Saved data entries:
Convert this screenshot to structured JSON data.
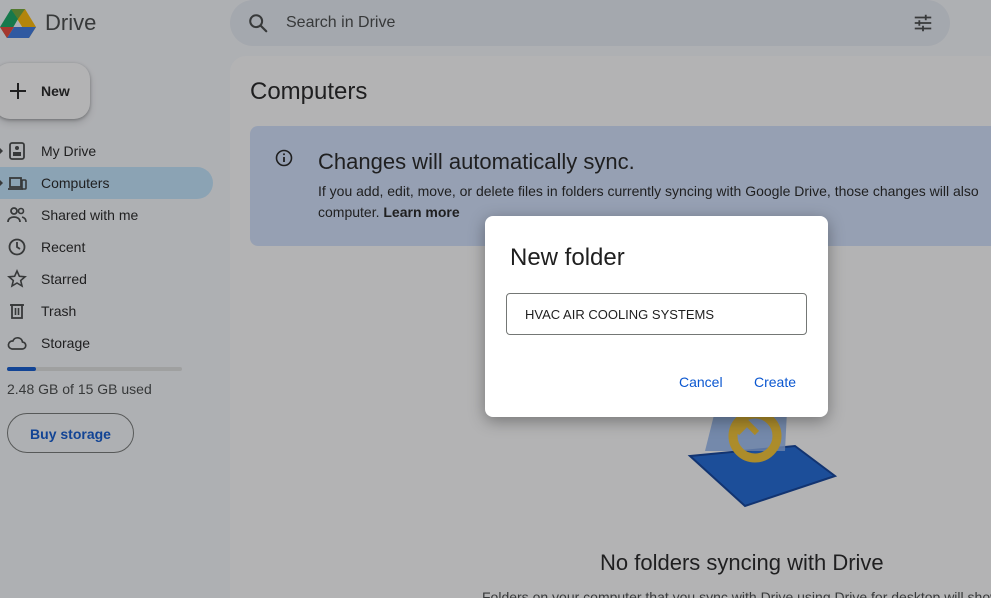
{
  "app": {
    "brand": "Drive"
  },
  "search": {
    "placeholder": "Search in Drive"
  },
  "sidebar": {
    "new_label": "New",
    "items": [
      {
        "label": "My Drive",
        "icon": "my-drive-icon"
      },
      {
        "label": "Computers",
        "icon": "computers-icon",
        "active": true
      },
      {
        "label": "Shared with me",
        "icon": "shared-icon"
      },
      {
        "label": "Recent",
        "icon": "clock-icon"
      },
      {
        "label": "Starred",
        "icon": "star-icon"
      },
      {
        "label": "Trash",
        "icon": "trash-icon"
      },
      {
        "label": "Storage",
        "icon": "cloud-icon"
      }
    ],
    "storage_text": "2.48 GB of 15 GB used",
    "storage_fraction": 0.165,
    "buy_label": "Buy storage"
  },
  "main": {
    "title": "Computers",
    "banner": {
      "title": "Changes will automatically sync.",
      "body_line1": "If you add, edit, move, or delete files in folders currently syncing with Google Drive, those changes will also",
      "body_line2": "computer.",
      "learn_more": "Learn more"
    },
    "empty_title": "No folders syncing with Drive",
    "empty_sub": "Folders on your computer that you sync with Drive using Drive for desktop will show"
  },
  "dialog": {
    "title": "New folder",
    "input_value": "HVAC AIR COOLING SYSTEMS",
    "cancel_label": "Cancel",
    "create_label": "Create"
  },
  "colors": {
    "accent": "#0b57d0",
    "active_nav": "#c2e7ff",
    "banner": "#d3e3fd"
  }
}
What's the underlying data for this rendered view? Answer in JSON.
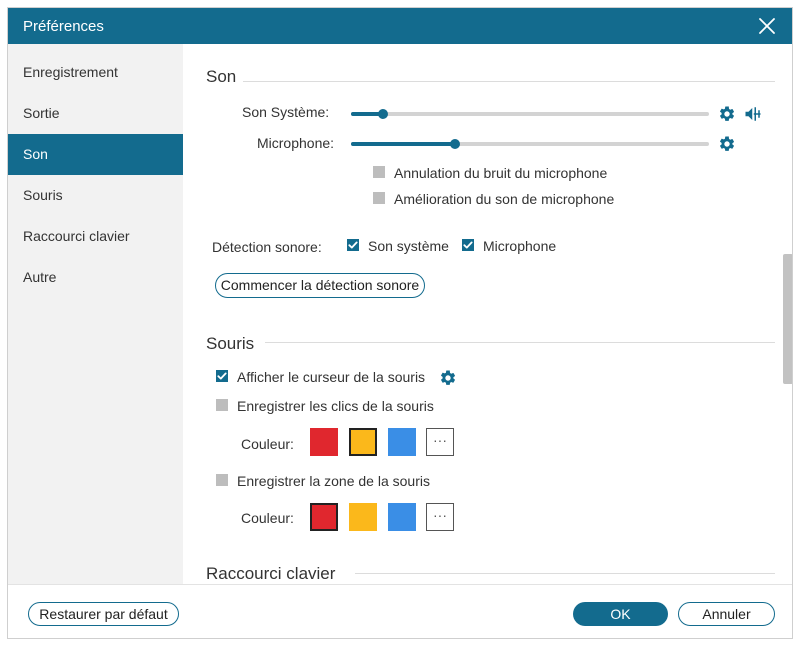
{
  "window": {
    "title": "Préférences"
  },
  "sidebar": {
    "items": [
      {
        "label": "Enregistrement"
      },
      {
        "label": "Sortie"
      },
      {
        "label": "Son"
      },
      {
        "label": "Souris"
      },
      {
        "label": "Raccourci clavier"
      },
      {
        "label": "Autre"
      }
    ],
    "active_index": 2
  },
  "son": {
    "title": "Son",
    "system_sound": {
      "label": "Son Système:",
      "value": 0.09
    },
    "microphone": {
      "label": "Microphone:",
      "value": 0.29
    },
    "noise_cancel": {
      "label": "Annulation du bruit du microphone",
      "checked": false
    },
    "enhance": {
      "label": "Amélioration du son de microphone",
      "checked": false
    },
    "detection": {
      "label": "Détection sonore:",
      "system_label": "Son système",
      "system_checked": true,
      "mic_label": "Microphone",
      "mic_checked": true,
      "start_button": "Commencer la détection sonore"
    }
  },
  "souris": {
    "title": "Souris",
    "show_cursor": {
      "label": "Afficher le curseur de la souris",
      "checked": true
    },
    "record_clicks": {
      "label": "Enregistrer les clics de la souris",
      "checked": false
    },
    "clicks_color": {
      "label": "Couleur:",
      "swatches": [
        "#e0272e",
        "#fbb81b",
        "#3a8ee6"
      ],
      "selected": 1,
      "more_label": "···"
    },
    "record_zone": {
      "label": "Enregistrer la zone de la souris",
      "checked": false
    },
    "zone_color": {
      "label": "Couleur:",
      "swatches": [
        "#e0272e",
        "#fbb81b",
        "#3a8ee6"
      ],
      "selected": 0,
      "more_label": "···"
    }
  },
  "raccourci": {
    "title": "Raccourci clavier"
  },
  "footer": {
    "restore_button": "Restaurer par défaut",
    "ok_button": "OK",
    "cancel_button": "Annuler"
  },
  "colors": {
    "accent": "#136b8e",
    "sidebar_bg": "#f2f2f2",
    "unchecked_box": "#bdbdbd"
  },
  "icons": [
    "close-icon",
    "gear-icon",
    "volume-icon",
    "checkmark-icon",
    "more-icon"
  ]
}
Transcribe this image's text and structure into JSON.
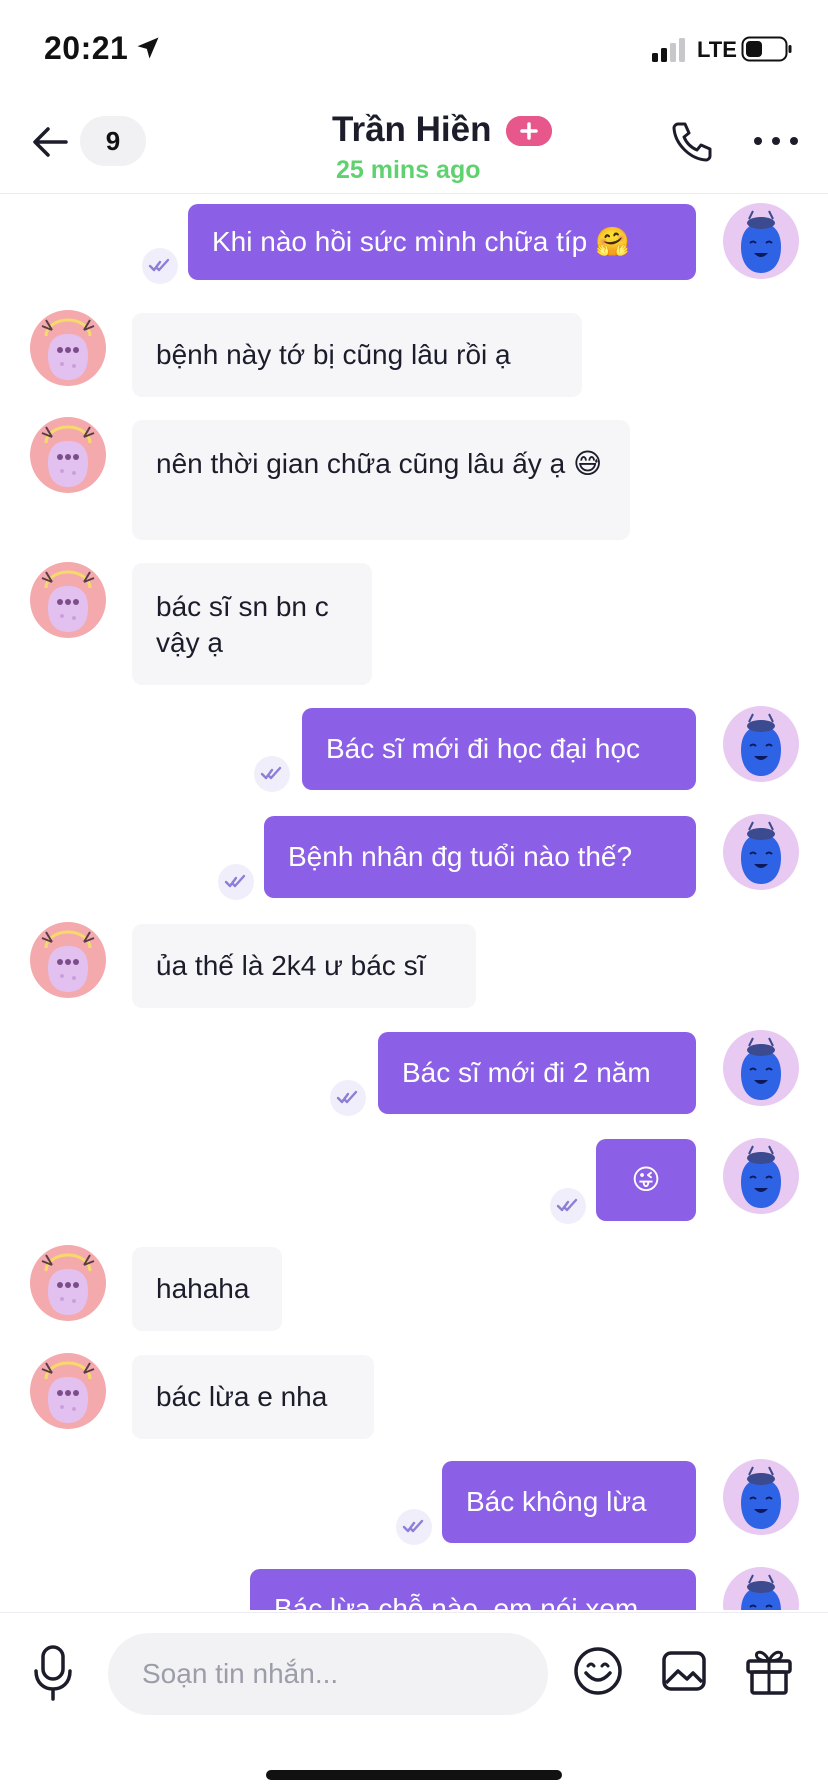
{
  "status_bar": {
    "time": "20:21",
    "network": "LTE"
  },
  "header": {
    "unread_count": "9",
    "contact_name": "Trần Hiền",
    "last_seen": "25 mins ago"
  },
  "messages": [
    {
      "direction": "out",
      "text": "Khi nào hồi sức mình chữa típ 🤗"
    },
    {
      "direction": "in",
      "text": "bệnh này tớ bị cũng lâu rồi ạ"
    },
    {
      "direction": "in",
      "text": "nên thời gian chữa cũng lâu ấy ạ 😅"
    },
    {
      "direction": "in",
      "text": "bác sĩ sn bn c vậy ạ"
    },
    {
      "direction": "out",
      "text": "Bác sĩ mới đi học đại học"
    },
    {
      "direction": "out",
      "text": "Bệnh nhân đg tuổi nào thế?"
    },
    {
      "direction": "in",
      "text": "ủa thế là 2k4 ư bác sĩ"
    },
    {
      "direction": "out",
      "text": "Bác sĩ mới đi 2 năm"
    },
    {
      "direction": "out",
      "text": "😜"
    },
    {
      "direction": "in",
      "text": "hahaha"
    },
    {
      "direction": "in",
      "text": "bác lừa e nha"
    },
    {
      "direction": "out",
      "text": "Bác không lừa"
    },
    {
      "direction": "out",
      "text": "Bác lừa chỗ nào, em nói xem"
    }
  ],
  "composer": {
    "placeholder": "Soạn tin nhắn..."
  },
  "colors": {
    "outgoing_bubble": "#8b5fe6",
    "incoming_bubble": "#f6f6f8",
    "online_status": "#5fd26f",
    "accent_badge": "#e8578b"
  }
}
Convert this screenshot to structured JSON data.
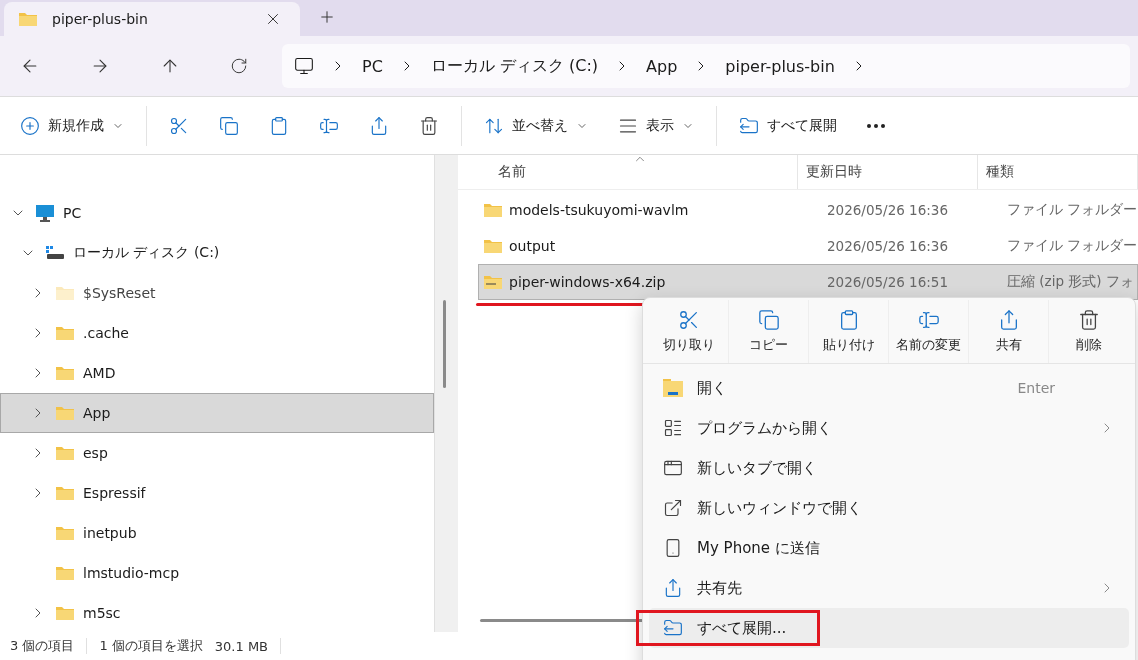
{
  "tab": {
    "title": "piper-plus-bin",
    "selected": true
  },
  "breadcrumbs": [
    "PC",
    "ローカル ディスク (C:)",
    "App",
    "piper-plus-bin"
  ],
  "toolbar": [
    [
      {
        "kind": "new",
        "label": "新規作成",
        "dropdown": true
      }
    ],
    [
      {
        "kind": "cut"
      },
      {
        "kind": "copy"
      },
      {
        "kind": "paste"
      },
      {
        "kind": "rename"
      },
      {
        "kind": "share"
      },
      {
        "kind": "delete"
      }
    ],
    [
      {
        "kind": "sort",
        "label": "並べ替え",
        "dropdown": true
      },
      {
        "kind": "view",
        "label": "表示",
        "dropdown": true
      }
    ],
    [
      {
        "kind": "extract",
        "label": "すべて展開",
        "dropdown": false
      },
      {
        "kind": "more"
      }
    ]
  ],
  "tree": [
    {
      "kind": "pc",
      "label": "PC",
      "expandable": true,
      "expanded": true,
      "selected": false,
      "hidden": false,
      "children": [
        {
          "kind": "drive",
          "label": "ローカル ディスク (C:)",
          "expandable": true,
          "expanded": true,
          "selected": false,
          "hidden": false,
          "children": [
            {
              "kind": "folder",
              "label": "$SysReset",
              "expandable": true,
              "expanded": false,
              "selected": false,
              "hidden": true
            },
            {
              "kind": "folder",
              "label": ".cache",
              "expandable": true,
              "expanded": false,
              "selected": false,
              "hidden": false
            },
            {
              "kind": "folder",
              "label": "AMD",
              "expandable": true,
              "expanded": false,
              "selected": false,
              "hidden": false
            },
            {
              "kind": "folder",
              "label": "App",
              "expandable": true,
              "expanded": false,
              "selected": true,
              "hidden": false
            },
            {
              "kind": "folder",
              "label": "esp",
              "expandable": true,
              "expanded": false,
              "selected": false,
              "hidden": false
            },
            {
              "kind": "folder",
              "label": "Espressif",
              "expandable": true,
              "expanded": false,
              "selected": false,
              "hidden": false
            },
            {
              "kind": "folder",
              "label": "inetpub",
              "expandable": false,
              "selected": false,
              "hidden": false
            },
            {
              "kind": "folder",
              "label": "lmstudio-mcp",
              "expandable": false,
              "selected": false,
              "hidden": false
            },
            {
              "kind": "folder",
              "label": "m5sc",
              "expandable": true,
              "expanded": false,
              "selected": false,
              "hidden": false
            }
          ]
        }
      ]
    }
  ],
  "table": {
    "columns": [
      {
        "label": "名前",
        "sorted": true
      },
      {
        "label": "更新日時",
        "sorted": false
      },
      {
        "label": "種類",
        "sorted": false
      }
    ],
    "rows": [
      {
        "kind": "folder",
        "name": "models-tsukuyomi-wavlm",
        "modified": "2026/05/26 16:36",
        "type": "ファイル フォルダー",
        "selected": false,
        "underlined": false
      },
      {
        "kind": "folder",
        "name": "output",
        "modified": "2026/05/26 16:36",
        "type": "ファイル フォルダー",
        "selected": false,
        "underlined": false
      },
      {
        "kind": "zip",
        "name": "piper-windows-x64.zip",
        "modified": "2026/05/26 16:51",
        "type": "圧縮 (zip 形式) フォ",
        "selected": true,
        "underlined": true
      }
    ]
  },
  "context_menu": {
    "actions": [
      {
        "kind": "cut",
        "label": "切り取り"
      },
      {
        "kind": "copy",
        "label": "コピー"
      },
      {
        "kind": "paste",
        "label": "貼り付け"
      },
      {
        "kind": "rename",
        "label": "名前の変更"
      },
      {
        "kind": "share",
        "label": "共有"
      },
      {
        "kind": "delete",
        "label": "削除"
      }
    ],
    "items": [
      {
        "kind": "open",
        "label": "開く",
        "shortcut": "Enter",
        "submenu": false,
        "hovered": false,
        "framed": false
      },
      {
        "kind": "openwith",
        "label": "プログラムから開く",
        "submenu": true,
        "hovered": false,
        "framed": false
      },
      {
        "kind": "newtab",
        "label": "新しいタブで開く",
        "submenu": false,
        "hovered": false,
        "framed": false
      },
      {
        "kind": "newwindow",
        "label": "新しいウィンドウで開く",
        "submenu": false,
        "hovered": false,
        "framed": false
      },
      {
        "kind": "phone",
        "label": "My Phone に送信",
        "submenu": false,
        "hovered": false,
        "framed": false
      },
      {
        "kind": "share",
        "label": "共有先",
        "submenu": true,
        "hovered": false,
        "framed": false
      },
      {
        "kind": "extract",
        "label": "すべて展開...",
        "submenu": false,
        "hovered": true,
        "framed": true
      }
    ]
  },
  "status_bar": {
    "count": "3 個の項目",
    "selection": "1 個の項目を選択",
    "size": "30.1 MB"
  }
}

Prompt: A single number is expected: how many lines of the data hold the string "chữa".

Result: 2